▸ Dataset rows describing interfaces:
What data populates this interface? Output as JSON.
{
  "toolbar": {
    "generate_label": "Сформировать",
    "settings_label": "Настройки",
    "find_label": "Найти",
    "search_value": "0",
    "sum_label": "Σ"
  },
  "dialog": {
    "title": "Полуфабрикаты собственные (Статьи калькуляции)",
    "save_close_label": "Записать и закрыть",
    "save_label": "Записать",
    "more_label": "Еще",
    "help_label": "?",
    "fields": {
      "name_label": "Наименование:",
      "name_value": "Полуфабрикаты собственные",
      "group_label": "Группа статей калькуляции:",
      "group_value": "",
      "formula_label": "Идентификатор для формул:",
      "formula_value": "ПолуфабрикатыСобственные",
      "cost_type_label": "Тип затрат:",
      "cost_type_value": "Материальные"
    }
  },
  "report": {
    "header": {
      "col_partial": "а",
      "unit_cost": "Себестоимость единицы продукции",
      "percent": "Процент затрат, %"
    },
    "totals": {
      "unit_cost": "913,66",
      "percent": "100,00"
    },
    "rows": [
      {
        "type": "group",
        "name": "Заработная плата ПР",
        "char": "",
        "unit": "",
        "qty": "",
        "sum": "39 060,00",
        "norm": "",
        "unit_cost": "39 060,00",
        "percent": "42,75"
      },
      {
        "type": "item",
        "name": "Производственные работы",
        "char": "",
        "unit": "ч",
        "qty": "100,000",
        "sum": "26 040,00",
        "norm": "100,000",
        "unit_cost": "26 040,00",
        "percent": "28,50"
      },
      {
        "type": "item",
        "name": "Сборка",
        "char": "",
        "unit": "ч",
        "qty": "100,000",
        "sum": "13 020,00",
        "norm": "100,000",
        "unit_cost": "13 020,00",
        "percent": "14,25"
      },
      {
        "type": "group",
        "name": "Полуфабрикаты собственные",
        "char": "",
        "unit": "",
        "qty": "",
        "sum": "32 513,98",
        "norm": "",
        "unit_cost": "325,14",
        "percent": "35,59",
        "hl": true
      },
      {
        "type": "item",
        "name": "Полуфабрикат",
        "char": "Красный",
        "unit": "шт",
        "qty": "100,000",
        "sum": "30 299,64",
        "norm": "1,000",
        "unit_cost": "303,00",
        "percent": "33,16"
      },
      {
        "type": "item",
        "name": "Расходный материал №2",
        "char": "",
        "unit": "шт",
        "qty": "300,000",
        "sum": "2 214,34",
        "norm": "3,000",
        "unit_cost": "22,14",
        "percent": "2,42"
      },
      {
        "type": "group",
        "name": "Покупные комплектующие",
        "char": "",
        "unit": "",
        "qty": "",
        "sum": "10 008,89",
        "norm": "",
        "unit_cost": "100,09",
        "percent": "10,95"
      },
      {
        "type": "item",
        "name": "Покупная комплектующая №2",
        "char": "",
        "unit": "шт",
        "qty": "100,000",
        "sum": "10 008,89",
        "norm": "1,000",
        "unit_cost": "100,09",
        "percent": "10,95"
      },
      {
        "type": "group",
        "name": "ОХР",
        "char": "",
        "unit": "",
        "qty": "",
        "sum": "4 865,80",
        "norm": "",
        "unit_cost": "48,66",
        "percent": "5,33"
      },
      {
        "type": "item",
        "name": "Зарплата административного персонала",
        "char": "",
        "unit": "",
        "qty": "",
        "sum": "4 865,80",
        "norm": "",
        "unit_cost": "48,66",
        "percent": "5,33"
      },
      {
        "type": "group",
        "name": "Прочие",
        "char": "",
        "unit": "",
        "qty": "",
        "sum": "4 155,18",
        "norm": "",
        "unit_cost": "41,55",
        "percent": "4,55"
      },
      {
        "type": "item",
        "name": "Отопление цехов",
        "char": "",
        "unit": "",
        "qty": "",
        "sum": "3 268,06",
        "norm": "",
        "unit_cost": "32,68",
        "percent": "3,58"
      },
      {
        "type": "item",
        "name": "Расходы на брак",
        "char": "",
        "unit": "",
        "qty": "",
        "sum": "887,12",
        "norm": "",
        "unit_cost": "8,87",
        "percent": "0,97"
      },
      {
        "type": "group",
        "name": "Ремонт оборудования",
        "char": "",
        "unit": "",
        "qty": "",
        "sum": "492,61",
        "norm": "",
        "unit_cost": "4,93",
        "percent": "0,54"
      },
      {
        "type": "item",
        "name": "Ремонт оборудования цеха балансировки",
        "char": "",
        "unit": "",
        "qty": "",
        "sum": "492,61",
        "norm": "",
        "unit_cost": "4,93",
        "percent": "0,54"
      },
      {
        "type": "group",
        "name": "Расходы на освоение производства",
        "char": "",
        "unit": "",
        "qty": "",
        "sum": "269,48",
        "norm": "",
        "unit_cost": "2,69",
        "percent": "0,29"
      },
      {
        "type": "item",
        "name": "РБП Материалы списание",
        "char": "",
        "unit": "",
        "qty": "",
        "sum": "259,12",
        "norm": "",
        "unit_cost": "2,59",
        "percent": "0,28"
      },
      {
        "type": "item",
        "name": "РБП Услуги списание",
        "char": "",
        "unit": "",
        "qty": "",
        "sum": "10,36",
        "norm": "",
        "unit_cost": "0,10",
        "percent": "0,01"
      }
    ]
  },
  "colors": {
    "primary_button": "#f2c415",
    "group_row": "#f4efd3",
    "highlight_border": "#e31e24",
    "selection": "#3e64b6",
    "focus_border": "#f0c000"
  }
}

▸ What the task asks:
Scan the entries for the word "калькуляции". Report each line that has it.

▸ Response to the task:
    "title": "Полуфабрикаты собственные (Статьи калькуляции)",
      "group_label": "Группа статей калькуляции:",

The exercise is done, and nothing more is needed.